This is because those cookbooks choose not to enforce the pattern in which encrypted data is stored. In the past, encrypted data bags were the only way to store encrypted information. However, now there are great tools like Chef Vault and Citadel (to name a few) that give users a finer-level of security and granularity.
In reality, these should not be stored as node attributes, as node attributes are persisted back to the server. However, there are two things to consider:
- Use the run_state
You can see this pattern in the Jenkins cookbook - and here’s the commit where we introduced the feature. The run_state persists only for the duration of that Chef Client run, and only ever exists in the memory of the Ruby process. This is a value you would set in your wrapper cookbook, for example:
node.run_state[:jenkins_private_key] = 'whatever'
For ultimate flexibility, the Jenkins cookbook makes no assumptions of how you set this private key. It is not tied to any particular implementation. This makes the cookbook much more flexible, while reducing the number of testing pathways.
node.run_state[:jenkins_private_key] = encrypted_data_bag_item('foo', 'bar') # Using Encrypted Data Bags (+ Chef Sugar syntax)
node.run_state[:jenkins_private_key] = chef_vault_item('foo', 'bar') # Using Chef Vault
node.run_state[:jenkins_private_key] = 'a plain text string' # Using a plain-text string
node.run_state[:jenkins_private_key] = ENV['PASSWORD'] # Using secure environment variables
In this manner, the cookbook is usable in any environment and is not tied to a single implementation.
- Encrypt the attributes
Credit goes to Jamie Winsor on this one - there is not reason that the only values that can be encrypted are data bags. You can encrypt any string in Ruby, it just takes a little bit more code.

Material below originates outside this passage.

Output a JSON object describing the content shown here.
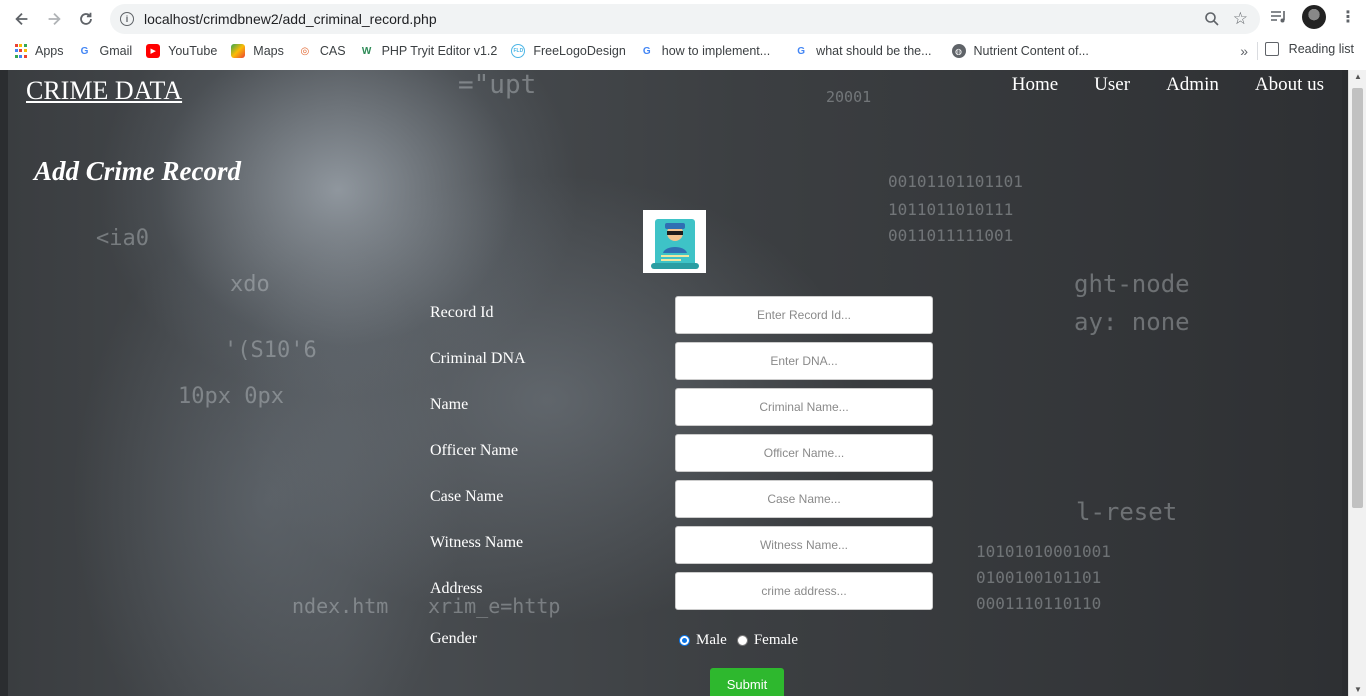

You could encrypt the attribute values, decrypt them at runtime for use, and worry-not about persisting the encrypted values on the server.
> encrypt_me "Super secret password" #=> $1$1tKo.EH/$4HvyCFN/9IT.aG5eKTt7H1
secret = decrypt_me(node['secret']['value'])
In this example, I’ve used encrypt_me and decrypt_me, because your encryption algorithms are your choosing.
So, to answer your question(s):
Is there any reason that cookbooks involving the setting of privileged credentials shouldn’t enable the use of encrypted data bags for specifying passwords
I just outlined a few
… but some consumers of the cookbook may want to specify the password and not have it be stored as a node attribute.
I think moving the values into the run_context might be more appropriate, since that would not be persisted on the server, but could be loaded in the user’s wrapper cookbook easily.
On Aug 4, 2014, at 8:56 AM, firstname.lastname@example.org wrote:
In the Chef documentation, database passwords are cited as an example of the
type of confidential information that can be stored in an encrypted data bag
item, yet the two database cookbooks I have looked at–mysql and
postgresql–both use node attributes to set the passwords of their respective
equivalents of a “superuser” account (“root” and “postgres”). Is there any
reason that cookbooks involving the setting of privileged credentials shouldn’t
enable the use of encrypted data bags for specifying passwords, so that when
passwords are provided in encrypted data bag items, they are not stored as node
attributes? The reason I ask is that storing them as node attributes would
arguably defeat the purpose of using encrypted data bags to some extent because
the passwords could be retrieved as clear text via the knife node edit command.
I realize that this is done on purpose in the case of postgresql where a
mechanism is required to retrieve randomly generated passwords, but some
consumers of the cookbook may want to specify the password and not have it be
stored as a node attribute.
Any insights on this matter would be appreciated.